DATA FOR THE TASK —
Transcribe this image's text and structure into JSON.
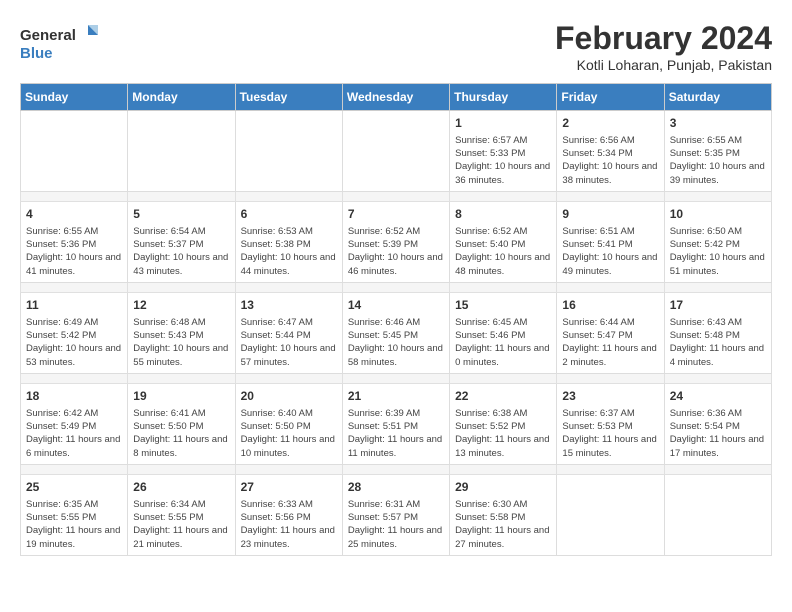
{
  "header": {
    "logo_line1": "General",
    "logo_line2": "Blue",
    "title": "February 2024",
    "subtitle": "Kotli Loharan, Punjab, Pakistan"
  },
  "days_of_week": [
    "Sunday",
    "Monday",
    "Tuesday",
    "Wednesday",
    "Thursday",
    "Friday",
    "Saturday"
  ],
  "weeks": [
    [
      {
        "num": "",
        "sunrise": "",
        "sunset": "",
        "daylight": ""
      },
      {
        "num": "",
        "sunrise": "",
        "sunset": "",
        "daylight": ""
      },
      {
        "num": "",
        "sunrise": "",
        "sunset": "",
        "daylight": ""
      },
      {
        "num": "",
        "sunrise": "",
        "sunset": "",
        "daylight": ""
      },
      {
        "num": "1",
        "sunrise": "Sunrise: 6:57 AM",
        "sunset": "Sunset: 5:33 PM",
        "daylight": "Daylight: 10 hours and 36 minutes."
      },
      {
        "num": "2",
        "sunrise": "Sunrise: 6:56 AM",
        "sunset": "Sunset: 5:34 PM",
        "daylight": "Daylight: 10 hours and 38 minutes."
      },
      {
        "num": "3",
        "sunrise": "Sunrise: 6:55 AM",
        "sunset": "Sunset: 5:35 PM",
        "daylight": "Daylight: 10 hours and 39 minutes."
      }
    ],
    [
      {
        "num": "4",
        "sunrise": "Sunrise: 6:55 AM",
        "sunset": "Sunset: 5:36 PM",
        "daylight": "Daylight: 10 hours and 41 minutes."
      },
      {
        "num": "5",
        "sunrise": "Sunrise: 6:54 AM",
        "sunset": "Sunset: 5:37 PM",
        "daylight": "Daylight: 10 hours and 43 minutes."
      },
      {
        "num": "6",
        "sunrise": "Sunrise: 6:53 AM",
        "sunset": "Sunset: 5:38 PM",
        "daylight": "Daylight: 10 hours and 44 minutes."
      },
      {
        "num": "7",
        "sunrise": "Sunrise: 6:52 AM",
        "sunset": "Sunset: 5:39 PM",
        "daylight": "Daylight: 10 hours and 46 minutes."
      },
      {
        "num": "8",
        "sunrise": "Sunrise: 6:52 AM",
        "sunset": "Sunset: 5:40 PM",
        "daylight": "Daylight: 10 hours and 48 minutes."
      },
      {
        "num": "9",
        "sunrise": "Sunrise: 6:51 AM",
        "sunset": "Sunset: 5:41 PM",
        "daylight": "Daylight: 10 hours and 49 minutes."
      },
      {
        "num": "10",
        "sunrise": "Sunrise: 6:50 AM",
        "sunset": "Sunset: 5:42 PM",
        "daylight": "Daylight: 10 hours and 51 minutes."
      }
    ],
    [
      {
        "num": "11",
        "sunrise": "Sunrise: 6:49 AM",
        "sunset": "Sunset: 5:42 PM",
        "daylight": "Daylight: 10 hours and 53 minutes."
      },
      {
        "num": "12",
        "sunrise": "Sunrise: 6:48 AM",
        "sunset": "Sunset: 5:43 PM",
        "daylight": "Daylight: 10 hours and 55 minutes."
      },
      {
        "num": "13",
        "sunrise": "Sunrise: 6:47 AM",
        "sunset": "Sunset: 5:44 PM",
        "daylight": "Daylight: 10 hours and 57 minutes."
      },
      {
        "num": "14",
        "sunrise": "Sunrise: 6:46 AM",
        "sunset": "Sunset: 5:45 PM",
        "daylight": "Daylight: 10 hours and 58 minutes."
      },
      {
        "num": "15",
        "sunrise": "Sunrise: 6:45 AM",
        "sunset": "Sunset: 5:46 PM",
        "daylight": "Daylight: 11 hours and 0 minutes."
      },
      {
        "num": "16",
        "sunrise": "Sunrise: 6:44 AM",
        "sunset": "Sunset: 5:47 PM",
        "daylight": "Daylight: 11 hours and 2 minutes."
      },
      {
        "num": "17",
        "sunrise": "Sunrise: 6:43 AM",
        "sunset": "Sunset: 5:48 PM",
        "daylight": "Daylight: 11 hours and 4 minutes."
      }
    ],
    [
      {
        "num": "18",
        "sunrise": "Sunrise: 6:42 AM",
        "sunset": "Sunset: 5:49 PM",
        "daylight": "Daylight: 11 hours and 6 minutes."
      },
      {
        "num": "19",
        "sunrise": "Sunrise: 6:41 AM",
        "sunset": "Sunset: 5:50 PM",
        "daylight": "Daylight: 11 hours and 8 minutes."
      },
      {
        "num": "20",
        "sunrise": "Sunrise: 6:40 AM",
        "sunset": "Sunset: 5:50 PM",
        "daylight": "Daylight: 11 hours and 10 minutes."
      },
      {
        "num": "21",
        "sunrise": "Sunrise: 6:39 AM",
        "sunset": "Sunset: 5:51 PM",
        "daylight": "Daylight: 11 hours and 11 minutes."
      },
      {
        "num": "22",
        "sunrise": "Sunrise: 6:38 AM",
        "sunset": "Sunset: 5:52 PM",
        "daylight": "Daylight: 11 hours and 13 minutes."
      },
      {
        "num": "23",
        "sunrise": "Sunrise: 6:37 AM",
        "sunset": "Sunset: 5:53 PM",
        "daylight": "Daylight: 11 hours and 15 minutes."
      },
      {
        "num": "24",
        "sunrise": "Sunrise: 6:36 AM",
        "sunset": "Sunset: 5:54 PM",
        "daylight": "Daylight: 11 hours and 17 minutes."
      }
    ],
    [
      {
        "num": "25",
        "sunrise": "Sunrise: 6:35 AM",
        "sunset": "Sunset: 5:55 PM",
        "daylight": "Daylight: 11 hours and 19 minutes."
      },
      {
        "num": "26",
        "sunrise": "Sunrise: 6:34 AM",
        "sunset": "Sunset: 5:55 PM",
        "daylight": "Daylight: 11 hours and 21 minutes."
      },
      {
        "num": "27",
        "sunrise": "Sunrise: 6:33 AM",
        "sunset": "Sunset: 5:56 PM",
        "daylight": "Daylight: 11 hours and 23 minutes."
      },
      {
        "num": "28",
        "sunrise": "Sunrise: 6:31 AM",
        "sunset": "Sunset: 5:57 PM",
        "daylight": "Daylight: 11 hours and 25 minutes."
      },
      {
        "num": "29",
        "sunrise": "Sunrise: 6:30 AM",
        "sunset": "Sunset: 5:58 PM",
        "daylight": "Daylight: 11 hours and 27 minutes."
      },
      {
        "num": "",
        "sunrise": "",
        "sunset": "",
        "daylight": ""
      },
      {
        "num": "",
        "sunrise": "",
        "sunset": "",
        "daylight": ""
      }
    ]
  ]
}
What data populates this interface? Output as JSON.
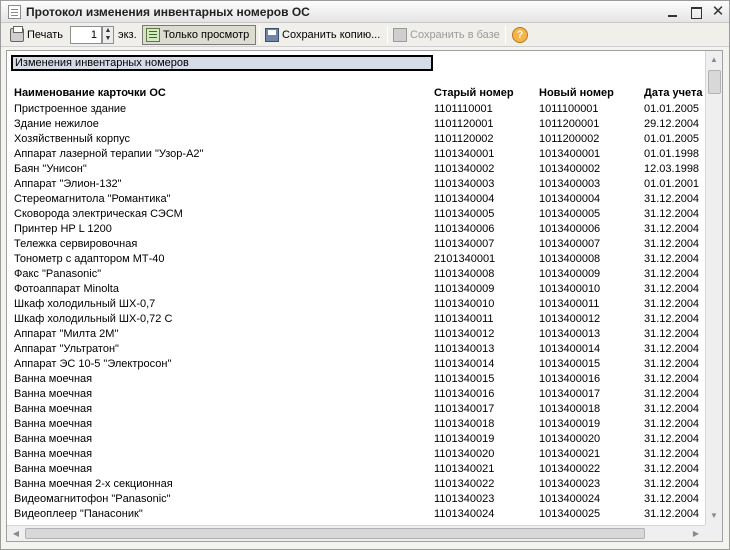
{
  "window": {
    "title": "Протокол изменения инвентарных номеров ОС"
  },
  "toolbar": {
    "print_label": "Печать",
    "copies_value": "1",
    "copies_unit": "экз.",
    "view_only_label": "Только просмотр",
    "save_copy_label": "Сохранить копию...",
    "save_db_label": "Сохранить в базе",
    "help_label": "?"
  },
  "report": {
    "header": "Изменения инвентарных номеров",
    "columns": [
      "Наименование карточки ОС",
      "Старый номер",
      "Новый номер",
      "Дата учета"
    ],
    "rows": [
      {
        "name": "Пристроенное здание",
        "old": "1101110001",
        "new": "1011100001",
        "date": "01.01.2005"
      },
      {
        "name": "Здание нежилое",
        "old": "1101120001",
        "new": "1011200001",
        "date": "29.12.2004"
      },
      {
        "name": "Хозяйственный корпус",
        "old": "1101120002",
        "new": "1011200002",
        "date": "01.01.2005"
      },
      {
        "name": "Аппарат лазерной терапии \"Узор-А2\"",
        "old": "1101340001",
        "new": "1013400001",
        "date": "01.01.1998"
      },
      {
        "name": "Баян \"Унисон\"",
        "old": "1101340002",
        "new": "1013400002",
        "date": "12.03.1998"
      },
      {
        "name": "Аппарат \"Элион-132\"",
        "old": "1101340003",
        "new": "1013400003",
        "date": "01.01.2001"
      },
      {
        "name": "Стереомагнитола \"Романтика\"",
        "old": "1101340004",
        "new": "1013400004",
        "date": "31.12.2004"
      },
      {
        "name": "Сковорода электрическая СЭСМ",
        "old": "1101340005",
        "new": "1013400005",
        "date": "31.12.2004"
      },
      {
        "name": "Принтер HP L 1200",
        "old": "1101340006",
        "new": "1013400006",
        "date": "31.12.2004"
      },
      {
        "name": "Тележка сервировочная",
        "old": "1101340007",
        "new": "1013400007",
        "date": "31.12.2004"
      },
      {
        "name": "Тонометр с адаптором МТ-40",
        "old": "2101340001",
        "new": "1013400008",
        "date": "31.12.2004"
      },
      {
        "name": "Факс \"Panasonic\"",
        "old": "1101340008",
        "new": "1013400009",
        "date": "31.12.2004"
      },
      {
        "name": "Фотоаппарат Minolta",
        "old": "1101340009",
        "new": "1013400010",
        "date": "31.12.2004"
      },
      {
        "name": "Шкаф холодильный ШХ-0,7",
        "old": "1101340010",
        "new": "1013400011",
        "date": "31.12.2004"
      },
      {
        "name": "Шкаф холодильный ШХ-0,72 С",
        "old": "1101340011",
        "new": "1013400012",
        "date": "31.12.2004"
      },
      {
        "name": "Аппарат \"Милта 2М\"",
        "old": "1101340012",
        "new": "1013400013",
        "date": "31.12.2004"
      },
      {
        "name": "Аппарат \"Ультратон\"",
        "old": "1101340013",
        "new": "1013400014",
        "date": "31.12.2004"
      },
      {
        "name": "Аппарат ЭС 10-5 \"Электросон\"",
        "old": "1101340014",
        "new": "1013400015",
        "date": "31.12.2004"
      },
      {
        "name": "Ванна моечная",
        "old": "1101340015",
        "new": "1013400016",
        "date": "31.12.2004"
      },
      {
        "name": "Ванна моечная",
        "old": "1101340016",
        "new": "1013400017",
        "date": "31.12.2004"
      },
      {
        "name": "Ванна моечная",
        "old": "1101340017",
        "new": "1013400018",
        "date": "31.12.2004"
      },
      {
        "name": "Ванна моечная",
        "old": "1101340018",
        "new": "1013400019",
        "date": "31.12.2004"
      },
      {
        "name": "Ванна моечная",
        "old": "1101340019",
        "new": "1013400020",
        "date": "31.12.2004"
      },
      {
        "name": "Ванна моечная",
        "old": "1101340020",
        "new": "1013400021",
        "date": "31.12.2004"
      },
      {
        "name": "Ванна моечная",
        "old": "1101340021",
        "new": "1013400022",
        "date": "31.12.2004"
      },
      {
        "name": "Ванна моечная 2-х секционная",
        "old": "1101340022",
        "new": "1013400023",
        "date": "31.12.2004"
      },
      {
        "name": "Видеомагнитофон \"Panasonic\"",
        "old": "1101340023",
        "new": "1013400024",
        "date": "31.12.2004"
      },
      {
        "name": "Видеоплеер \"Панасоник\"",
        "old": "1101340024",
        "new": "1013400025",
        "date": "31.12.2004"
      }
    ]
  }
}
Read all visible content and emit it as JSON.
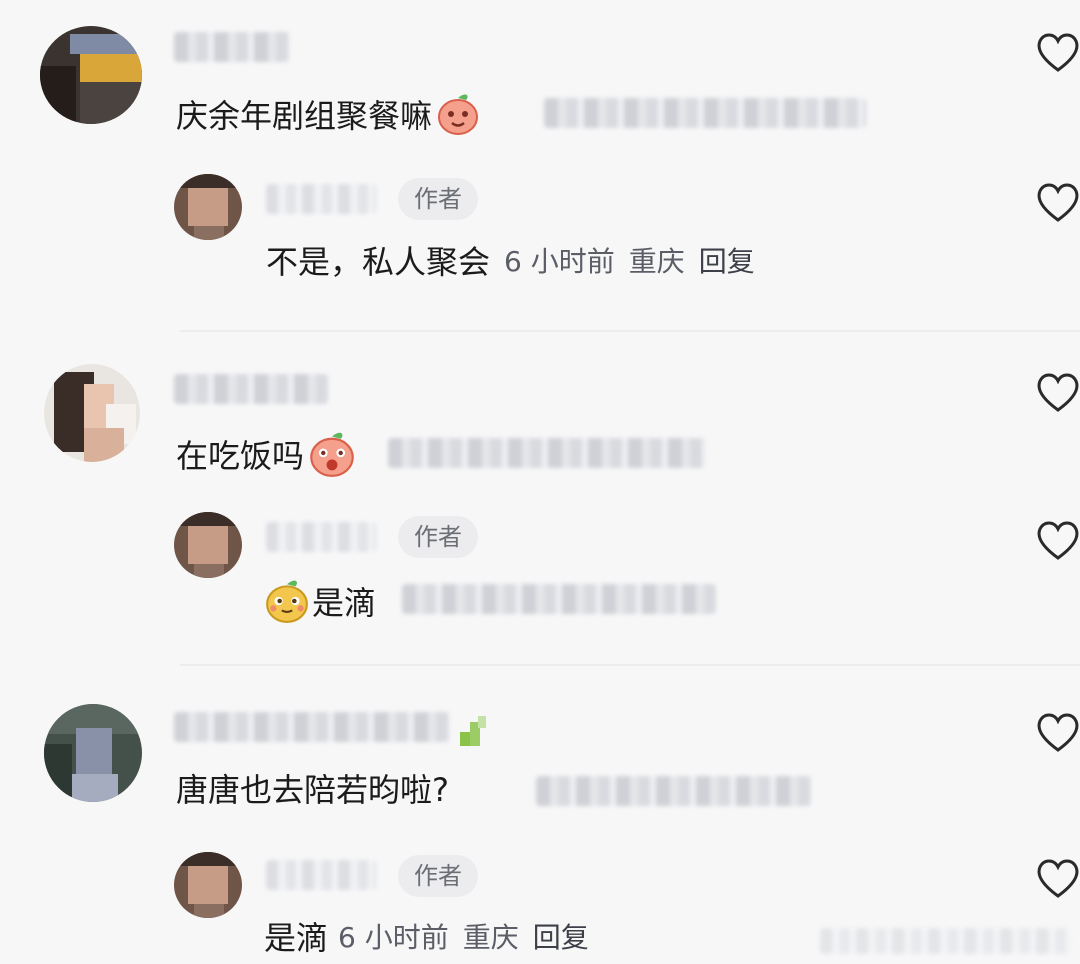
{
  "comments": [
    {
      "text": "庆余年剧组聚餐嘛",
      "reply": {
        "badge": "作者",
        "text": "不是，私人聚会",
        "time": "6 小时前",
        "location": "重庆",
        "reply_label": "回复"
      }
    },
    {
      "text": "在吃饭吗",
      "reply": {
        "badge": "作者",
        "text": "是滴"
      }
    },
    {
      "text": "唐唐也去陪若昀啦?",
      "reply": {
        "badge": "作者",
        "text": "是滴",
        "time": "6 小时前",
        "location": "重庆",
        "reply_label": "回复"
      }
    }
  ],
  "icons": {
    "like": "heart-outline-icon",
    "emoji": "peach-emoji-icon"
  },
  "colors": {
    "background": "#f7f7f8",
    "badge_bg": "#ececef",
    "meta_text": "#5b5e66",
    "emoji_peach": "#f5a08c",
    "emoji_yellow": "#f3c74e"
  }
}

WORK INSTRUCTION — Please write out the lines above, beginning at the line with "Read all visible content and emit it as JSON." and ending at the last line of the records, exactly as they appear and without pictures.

YOUR SOLUTION —
Read all visible content and emit it as JSON.
{
  "comments": [
    {
      "text": "庆余年剧组聚餐嘛",
      "reply": {
        "badge": "作者",
        "text": "不是，私人聚会",
        "time": "6 小时前",
        "location": "重庆",
        "reply_label": "回复"
      }
    },
    {
      "text": "在吃饭吗",
      "reply": {
        "badge": "作者",
        "text": "是滴"
      }
    },
    {
      "text": "唐唐也去陪若昀啦?",
      "reply": {
        "badge": "作者",
        "text": "是滴",
        "time": "6 小时前",
        "location": "重庆",
        "reply_label": "回复"
      }
    }
  ],
  "icons": {
    "like": "heart-outline-icon",
    "emoji": "peach-emoji-icon"
  },
  "colors": {
    "background": "#f7f7f8",
    "badge_bg": "#ececef",
    "meta_text": "#5b5e66",
    "emoji_peach": "#f5a08c",
    "emoji_yellow": "#f3c74e"
  }
}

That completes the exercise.